It’s a bit different in criminal cases. A lawyer is always present to represent the government, while the defendant can either choose a lawyer to represent him or her, or will be presented one by the government in case of insufficient financial means to pay one.
- Expenses – When it comes to civil cases, the person who is taking the case to court has to pay for the expenses of just that – taking the case to court, while the person who is being sued pays for their own expenses. Finally, the person who loses has to pay for all the fees that are related to the case itself, and, in some cases, compensate all the legal fees of the other party.
Criminal cases are different – the government usually pays all the court fees and the costs of the case other than the legal fees of the accused in the case of the defendant hiring legal representation.
- Deadlines – Those who are making a civil claim have a limited amount of time to file the claim to court.
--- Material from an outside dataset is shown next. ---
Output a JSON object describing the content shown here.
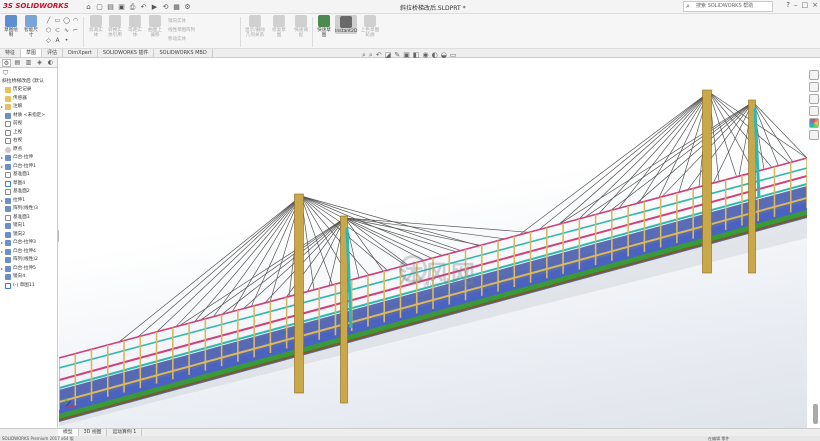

These deadlines go by the name of extinctive prescription. The deadlines are different, depending on the case.
For criminal cases there is usually no deadline when it comes to the more serious of crimes, i.e. there is usually no statute of limitation. One exception are cases which can be punishable by means of summary conviction – the deadline is a year after the crime.
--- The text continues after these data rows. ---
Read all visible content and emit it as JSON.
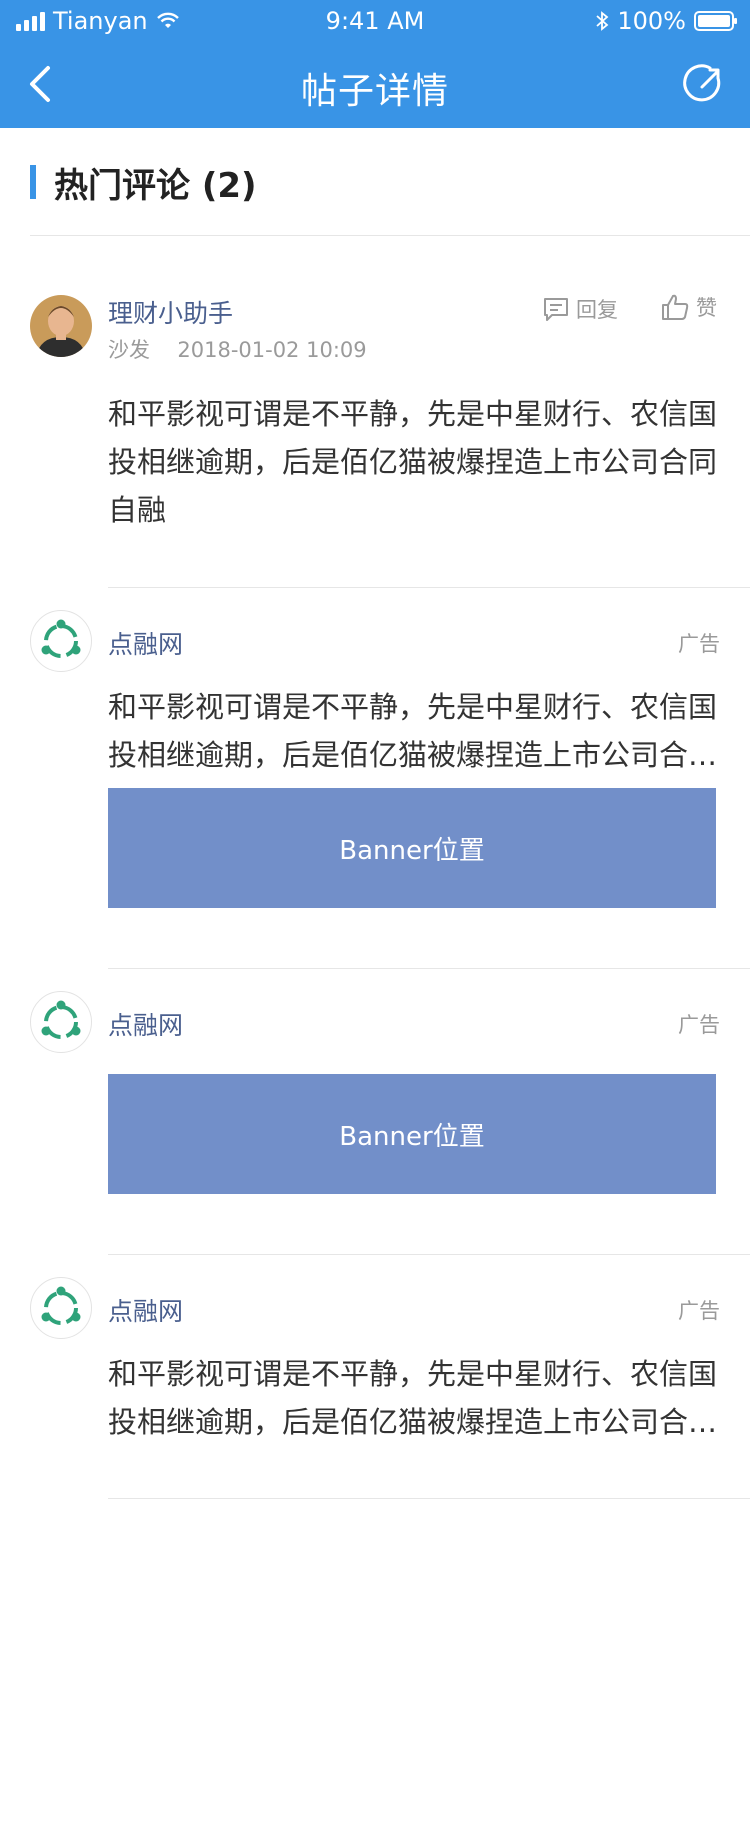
{
  "status_bar": {
    "carrier": "Tianyan",
    "time": "9:41 AM",
    "battery": "100%"
  },
  "nav": {
    "title": "帖子详情"
  },
  "section": {
    "title": "热门评论 (2)"
  },
  "comment": {
    "user": "理财小助手",
    "floor": "沙发",
    "time": "2018-01-02 10:09",
    "reply_label": "回复",
    "like_label": "赞",
    "text": "和平影视可谓是不平静，先是中星财行、农信国投相继逾期，后是佰亿猫被爆捏造上市公司合同自融"
  },
  "ads": [
    {
      "name": "点融网",
      "tag": "广告",
      "text": "和平影视可谓是不平静，先是中星财行、农信国投相继逾期，后是佰亿猫被爆捏造上市公司合同自融",
      "banner": "Banner位置"
    },
    {
      "name": "点融网",
      "tag": "广告",
      "banner": "Banner位置"
    },
    {
      "name": "点融网",
      "tag": "广告",
      "text": "和平影视可谓是不平静，先是中星财行、农信国投相继逾期，后是佰亿猫被爆捏造上市公司合同自融"
    }
  ],
  "colors": {
    "primary": "#3994e6",
    "banner": "#728fc9",
    "link": "#4a5f8e",
    "logo": "#2fa37a"
  }
}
- Evidence – In order to be found guilty, the party who has taken the case to court must prove that their story, that is, their account of the event is more realistic and probable than that of the other party.
As for criminal cases, though, the government has to convince the jury or the judge that there is evidence beyond a reasonable doubt. Should the government fail to provide ample evidence to support their claim, the defendant has to be found innocent.
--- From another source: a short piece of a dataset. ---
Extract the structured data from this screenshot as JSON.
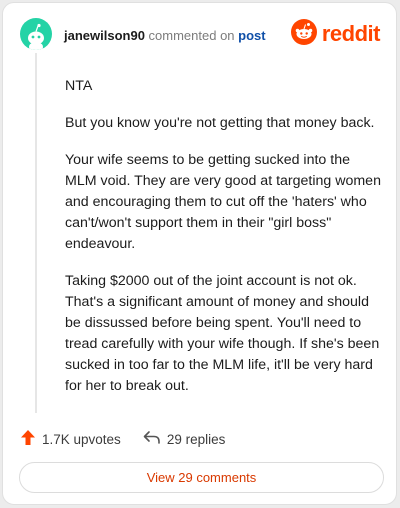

- Sentences – Civil case sentences usually come in the form of a monetary compensation, and there can be no imprisonment unless the judge finds an individual in contempt.
When it comes to criminal cases, there’s a variety of potential sentences, ranging from fines, community work, and prison time.
What are the functions of civil and criminal courts?
Criminal and civil courts are different in several major respects. However, all that boils down to these three distinct characteristics of these courts:
- Definition of courts – Criminal courts at all the levels – federal, local, and state, have jurisdiction over all the infringements of the law that involve those activities defined as criminal, including assault, arson, theft, etc.
Civil courts preside over individuals’ private rights. That means that civil courts are in charge of various disputes, violations, etc.
- Burden of proof – Criminal and civil courts also function differently when it comes to establishing the burden of proof. In criminal courts, it means proving that the defendant has performed a criminal activity beyond a reasonable doubt, i.e. that there is no doubt that the accused is guilty of the crime.
Civil court proceedings are different – the plaintiff brings the case to court, and it is this person who has to prove it more likely that the defendant is responsible for the situation that has occurred. Finally, if there is sufficient burden of proof, the defendant is found liable, not guilty.
- Legal penalties – Finally, these two courts are able to issue different types of punishments. In criminal cases, there are clear sentencing guidelines which the judge must abide by, and the sentence can include fines, probation, and incarceration.
Civil courts usually issue an order to the defendant who has been found guilty, instructing the person to pay damages to the plaintiff. Sometimes, the jury can also award the plaintiff punitive damages.
“Where can I find the leading defense attorney in San Diego, CA?”
If you’re in legal trouble, don’t waste your time trying to relieve the stress with a visit to the San Diego Zoo. Instead, why not get some actual legal advice from the finest law firm in San Diego – Monder Criminal Lawyer Group.
Vik Monder’s team of superstar criminal defense attorneys is always hard at work trying to find the best legal solutions for our clients. We have years of experience behind us, and we do our job well. Come to our offices for a legal consultation today!